INSTRUCTIONS TO FOLLOW: In the entries below, find every line with the string "group" and copy it.

DATA EXCERPTS:
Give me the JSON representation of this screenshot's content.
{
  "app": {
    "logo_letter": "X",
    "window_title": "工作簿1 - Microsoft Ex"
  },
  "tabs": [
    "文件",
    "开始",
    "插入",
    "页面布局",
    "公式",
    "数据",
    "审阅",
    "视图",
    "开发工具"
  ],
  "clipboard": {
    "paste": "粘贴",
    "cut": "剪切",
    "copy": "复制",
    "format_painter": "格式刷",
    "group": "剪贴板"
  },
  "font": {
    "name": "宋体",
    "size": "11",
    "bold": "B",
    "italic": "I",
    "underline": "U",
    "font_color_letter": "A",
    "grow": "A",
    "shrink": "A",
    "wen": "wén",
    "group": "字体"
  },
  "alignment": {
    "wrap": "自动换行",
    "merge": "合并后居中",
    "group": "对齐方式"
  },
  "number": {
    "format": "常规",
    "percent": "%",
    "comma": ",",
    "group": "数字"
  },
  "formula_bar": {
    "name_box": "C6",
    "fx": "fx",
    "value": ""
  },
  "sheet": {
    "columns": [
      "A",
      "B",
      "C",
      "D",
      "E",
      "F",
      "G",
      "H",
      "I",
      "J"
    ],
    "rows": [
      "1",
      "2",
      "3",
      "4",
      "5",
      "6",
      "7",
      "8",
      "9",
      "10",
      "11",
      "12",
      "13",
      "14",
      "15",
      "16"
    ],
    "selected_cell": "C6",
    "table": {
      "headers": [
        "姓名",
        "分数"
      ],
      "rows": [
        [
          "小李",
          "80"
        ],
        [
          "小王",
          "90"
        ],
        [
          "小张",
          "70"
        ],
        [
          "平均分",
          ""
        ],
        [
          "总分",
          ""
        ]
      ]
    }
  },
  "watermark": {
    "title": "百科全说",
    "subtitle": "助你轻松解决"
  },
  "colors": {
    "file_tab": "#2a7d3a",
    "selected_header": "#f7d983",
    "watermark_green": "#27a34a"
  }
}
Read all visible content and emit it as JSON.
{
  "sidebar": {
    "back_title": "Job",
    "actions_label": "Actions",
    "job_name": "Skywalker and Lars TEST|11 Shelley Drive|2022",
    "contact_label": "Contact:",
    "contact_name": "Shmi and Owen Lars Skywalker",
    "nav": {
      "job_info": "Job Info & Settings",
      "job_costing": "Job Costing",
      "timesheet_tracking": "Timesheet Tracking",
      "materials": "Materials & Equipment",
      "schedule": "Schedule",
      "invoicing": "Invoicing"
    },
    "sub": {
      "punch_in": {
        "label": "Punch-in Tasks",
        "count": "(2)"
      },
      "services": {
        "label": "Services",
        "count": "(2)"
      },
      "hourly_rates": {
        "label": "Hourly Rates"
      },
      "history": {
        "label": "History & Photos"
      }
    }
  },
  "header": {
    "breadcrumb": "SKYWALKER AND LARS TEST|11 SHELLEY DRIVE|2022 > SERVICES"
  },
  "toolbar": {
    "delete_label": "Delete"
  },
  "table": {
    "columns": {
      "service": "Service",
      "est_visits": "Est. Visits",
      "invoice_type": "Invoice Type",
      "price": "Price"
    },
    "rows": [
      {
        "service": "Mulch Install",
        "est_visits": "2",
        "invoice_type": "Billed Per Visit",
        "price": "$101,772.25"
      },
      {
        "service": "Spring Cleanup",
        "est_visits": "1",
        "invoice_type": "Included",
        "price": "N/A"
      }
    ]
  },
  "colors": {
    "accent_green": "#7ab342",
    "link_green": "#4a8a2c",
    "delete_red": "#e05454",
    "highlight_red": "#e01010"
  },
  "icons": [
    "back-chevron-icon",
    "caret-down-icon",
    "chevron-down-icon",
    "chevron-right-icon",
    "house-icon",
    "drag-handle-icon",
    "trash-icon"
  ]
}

ANSWER TO THIS PROBLEM:
    "group": "剪贴板"
    "group": "字体"
    "group": "对齐方式"
    "group": "数字"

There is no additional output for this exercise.